There appears to be another indication that Joe Biden’s attempts to coerce the nation into transitioning to electric vehicles are not succeeding. Earlier this year, Ford Motor Company had already significantly reduced production of the F-150 Lightning electric trucks. Now, they have decided to stop shipping the trucks. The company statement mentions that the pause in shipments was due to unspecified “quality concerns.” However, this explanation is puzzling considering that they have simultaneously resumed shipments of their gasoline-powered trucks. What could possibly be happening here? (Fortune Magazine)

Ford Motor Co. has paused shipments of its F-150 Lightning plug-in pickup due to an undisclosed quality issue just weeks after scaling back production of the electric model due to slowing sales.

In a statement released on Friday, the automaker declared that they ceased shipping the Lightning on Feb. 9 “to ensure quality.” They did not specify when they plan to resume deliveries of the Lightning to dealerships but emphasized that they have commenced shipping the conventional gas-powered versions of the truck, which underwent a redesign for the 2024 model year.

“We anticipate an increase in shipments in the upcoming weeks as we complete thorough quality checks to ensure that these new F-150s meet our rigorous standards,” the company stated.

Various sources have requested Ford to elaborate on the “quality concerns” under examination, yet the company has refrained from doing so thus far. This is an uncommon decision for an automotive manufacturer. They have only vaguely stated that they are striving to ensure that the quality of the vehicles “aligns with our high standards.” The gravity of these concerns (if they exist) hinges entirely on the severity of a potential flaw.

Is the quality issue limited to the current production batch or could it have surfaced in trucks that have already been delivered and are possibly on the roads at this moment? If it’s just a minor component coming loose inside the cabin, it might not raise significant concerns. However, if it’s a flaw that could result in the steering wheel detaching or trigger an engine fire while in operation, the public will likely wish to be informed about it.
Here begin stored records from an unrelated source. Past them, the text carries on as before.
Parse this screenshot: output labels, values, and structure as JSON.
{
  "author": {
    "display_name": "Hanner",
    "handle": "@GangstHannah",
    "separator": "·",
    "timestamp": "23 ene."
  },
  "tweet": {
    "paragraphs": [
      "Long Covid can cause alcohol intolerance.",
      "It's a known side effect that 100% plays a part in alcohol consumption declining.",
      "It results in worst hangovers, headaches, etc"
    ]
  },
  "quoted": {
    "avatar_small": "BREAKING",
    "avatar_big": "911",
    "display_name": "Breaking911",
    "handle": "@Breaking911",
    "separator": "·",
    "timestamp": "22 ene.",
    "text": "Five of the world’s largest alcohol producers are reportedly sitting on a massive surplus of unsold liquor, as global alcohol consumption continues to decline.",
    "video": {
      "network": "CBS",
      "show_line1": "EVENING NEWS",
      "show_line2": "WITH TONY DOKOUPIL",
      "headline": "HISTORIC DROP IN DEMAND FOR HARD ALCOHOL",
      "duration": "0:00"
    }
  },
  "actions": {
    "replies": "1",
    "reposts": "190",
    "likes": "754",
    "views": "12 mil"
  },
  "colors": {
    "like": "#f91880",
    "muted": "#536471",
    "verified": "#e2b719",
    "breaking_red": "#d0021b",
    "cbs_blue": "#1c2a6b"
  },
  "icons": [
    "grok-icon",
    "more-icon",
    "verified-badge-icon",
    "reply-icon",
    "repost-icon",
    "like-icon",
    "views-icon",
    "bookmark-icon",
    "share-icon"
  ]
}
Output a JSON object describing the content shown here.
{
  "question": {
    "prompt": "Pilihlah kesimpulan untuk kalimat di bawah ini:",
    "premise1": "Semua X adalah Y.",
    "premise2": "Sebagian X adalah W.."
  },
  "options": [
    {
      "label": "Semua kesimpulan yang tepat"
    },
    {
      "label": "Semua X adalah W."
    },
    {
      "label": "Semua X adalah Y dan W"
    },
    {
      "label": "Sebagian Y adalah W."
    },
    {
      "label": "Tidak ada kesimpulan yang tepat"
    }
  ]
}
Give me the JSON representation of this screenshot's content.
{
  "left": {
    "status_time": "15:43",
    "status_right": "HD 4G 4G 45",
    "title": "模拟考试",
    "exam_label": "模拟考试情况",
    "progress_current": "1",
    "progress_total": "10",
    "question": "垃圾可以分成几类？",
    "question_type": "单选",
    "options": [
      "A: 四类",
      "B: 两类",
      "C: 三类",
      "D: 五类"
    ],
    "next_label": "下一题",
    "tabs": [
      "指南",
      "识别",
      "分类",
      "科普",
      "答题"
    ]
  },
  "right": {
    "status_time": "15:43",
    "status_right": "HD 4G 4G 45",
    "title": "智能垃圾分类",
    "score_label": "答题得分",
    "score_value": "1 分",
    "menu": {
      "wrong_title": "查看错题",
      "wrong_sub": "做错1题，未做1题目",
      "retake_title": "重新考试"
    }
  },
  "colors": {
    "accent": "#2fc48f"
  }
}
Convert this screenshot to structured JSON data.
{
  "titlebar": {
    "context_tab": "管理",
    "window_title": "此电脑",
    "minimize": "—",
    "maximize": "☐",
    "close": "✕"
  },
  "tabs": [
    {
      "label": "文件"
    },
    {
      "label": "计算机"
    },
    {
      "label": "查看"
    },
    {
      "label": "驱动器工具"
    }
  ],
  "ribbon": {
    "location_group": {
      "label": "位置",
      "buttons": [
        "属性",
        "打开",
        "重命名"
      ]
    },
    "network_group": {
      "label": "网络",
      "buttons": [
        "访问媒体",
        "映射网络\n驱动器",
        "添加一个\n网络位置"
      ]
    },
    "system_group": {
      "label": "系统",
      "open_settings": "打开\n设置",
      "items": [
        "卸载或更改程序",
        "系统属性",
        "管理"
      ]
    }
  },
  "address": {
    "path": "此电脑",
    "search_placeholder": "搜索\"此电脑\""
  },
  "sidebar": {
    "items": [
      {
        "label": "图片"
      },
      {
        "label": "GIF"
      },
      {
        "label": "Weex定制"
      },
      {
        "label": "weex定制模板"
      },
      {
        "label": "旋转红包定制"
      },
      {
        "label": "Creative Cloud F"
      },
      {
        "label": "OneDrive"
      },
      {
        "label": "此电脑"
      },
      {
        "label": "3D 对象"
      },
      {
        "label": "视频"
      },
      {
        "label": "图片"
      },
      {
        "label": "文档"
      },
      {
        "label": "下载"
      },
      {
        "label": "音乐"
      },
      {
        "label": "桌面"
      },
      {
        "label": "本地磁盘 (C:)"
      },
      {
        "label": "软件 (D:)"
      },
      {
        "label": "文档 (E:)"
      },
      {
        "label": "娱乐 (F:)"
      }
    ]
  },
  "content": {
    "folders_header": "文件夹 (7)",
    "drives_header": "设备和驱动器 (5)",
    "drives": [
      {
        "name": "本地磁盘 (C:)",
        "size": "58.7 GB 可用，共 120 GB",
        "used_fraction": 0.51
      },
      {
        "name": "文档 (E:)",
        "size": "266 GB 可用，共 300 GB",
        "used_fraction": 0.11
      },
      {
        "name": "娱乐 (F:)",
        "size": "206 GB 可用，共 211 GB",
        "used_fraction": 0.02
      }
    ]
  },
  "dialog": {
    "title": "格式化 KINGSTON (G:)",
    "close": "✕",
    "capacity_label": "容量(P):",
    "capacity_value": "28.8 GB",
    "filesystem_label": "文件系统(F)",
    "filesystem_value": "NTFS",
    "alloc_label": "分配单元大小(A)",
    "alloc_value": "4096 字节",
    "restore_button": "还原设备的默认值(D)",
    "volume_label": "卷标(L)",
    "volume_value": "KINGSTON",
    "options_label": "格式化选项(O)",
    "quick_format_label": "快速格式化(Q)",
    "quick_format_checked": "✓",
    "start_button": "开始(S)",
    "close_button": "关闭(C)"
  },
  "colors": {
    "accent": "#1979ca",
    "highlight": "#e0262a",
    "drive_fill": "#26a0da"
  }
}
The decision by Ford to resume shipments of the gasoline-powered trucks simultaneously with halting F-150 Lightning deliveries suggests that the issue could be specific to the electric vehicle design. They may have observed that these vehicles have a tendency to catch fire in certain circumstances. Could this imply that the problem lies with the large batteries in the trucks? We do not have an answer because Ford is unwilling to disclose details.

Conceivably, this excuse might hold no truth at all. At times, companies – much like politicians – are reluctant to acknowledge errors. Ford closely followed the federal government’s path and heavily invested in EV production. However, dealerships are now facing an overflow of unsold EVs, and Ford’s warehouses in Michigan are rapidly filling up. This is not the kind of news that shareholders want to hear. You cannot recover the expenses incurred in the production of vehicles that lack demand in the market. Someone may have to accept responsibility, possibly a senior figure in Ford’s management hierarchy. Nevertheless, the true accountability should be directed at the officials in Washington who opted to wage their War On Things That Work on America’s roads and driveways. Maybe this accountability will materialize in November. Let’s remain hopeful.